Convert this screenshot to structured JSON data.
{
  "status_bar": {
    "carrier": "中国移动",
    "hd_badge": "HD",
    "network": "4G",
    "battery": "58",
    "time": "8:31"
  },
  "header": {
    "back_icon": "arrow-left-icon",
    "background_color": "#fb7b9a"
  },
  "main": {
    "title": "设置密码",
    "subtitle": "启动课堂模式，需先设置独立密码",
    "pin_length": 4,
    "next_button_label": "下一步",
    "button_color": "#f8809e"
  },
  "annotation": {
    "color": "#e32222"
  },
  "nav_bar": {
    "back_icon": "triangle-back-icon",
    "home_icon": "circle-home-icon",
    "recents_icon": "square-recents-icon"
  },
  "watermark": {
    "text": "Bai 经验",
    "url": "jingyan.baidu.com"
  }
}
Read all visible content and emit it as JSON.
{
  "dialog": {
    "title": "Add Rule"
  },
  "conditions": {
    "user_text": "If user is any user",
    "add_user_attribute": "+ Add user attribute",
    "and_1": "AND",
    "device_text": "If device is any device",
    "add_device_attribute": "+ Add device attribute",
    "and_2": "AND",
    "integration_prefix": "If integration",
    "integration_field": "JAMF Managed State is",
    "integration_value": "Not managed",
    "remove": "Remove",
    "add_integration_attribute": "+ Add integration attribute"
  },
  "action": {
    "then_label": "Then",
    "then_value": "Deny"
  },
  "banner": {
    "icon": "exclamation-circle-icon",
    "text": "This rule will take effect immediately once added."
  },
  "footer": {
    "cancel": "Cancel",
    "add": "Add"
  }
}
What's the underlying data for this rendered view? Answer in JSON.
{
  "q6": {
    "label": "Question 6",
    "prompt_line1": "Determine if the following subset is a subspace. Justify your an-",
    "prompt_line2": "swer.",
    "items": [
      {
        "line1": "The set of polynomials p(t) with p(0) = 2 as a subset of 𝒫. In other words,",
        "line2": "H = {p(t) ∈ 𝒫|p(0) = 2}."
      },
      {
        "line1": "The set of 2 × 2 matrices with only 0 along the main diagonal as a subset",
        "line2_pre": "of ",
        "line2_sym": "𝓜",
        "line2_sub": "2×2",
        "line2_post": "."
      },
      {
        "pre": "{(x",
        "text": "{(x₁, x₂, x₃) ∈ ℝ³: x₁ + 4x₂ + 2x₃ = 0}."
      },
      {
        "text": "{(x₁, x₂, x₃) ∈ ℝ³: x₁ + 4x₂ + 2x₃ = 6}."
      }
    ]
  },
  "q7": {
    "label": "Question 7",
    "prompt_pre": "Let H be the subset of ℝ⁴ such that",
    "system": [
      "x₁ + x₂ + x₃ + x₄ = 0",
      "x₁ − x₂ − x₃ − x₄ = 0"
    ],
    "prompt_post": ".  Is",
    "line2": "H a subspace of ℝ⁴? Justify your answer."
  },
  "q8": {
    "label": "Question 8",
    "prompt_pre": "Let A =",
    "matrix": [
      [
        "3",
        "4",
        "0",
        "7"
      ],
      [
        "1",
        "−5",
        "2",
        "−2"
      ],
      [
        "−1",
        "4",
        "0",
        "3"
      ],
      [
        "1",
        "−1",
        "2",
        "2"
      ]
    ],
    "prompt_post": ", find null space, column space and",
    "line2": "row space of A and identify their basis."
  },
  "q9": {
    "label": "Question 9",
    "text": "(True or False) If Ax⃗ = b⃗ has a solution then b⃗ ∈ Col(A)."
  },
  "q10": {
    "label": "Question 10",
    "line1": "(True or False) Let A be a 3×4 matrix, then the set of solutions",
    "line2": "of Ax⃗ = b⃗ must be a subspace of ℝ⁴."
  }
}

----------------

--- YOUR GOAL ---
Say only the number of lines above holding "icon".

--- EXPECTED ANSWER ---
5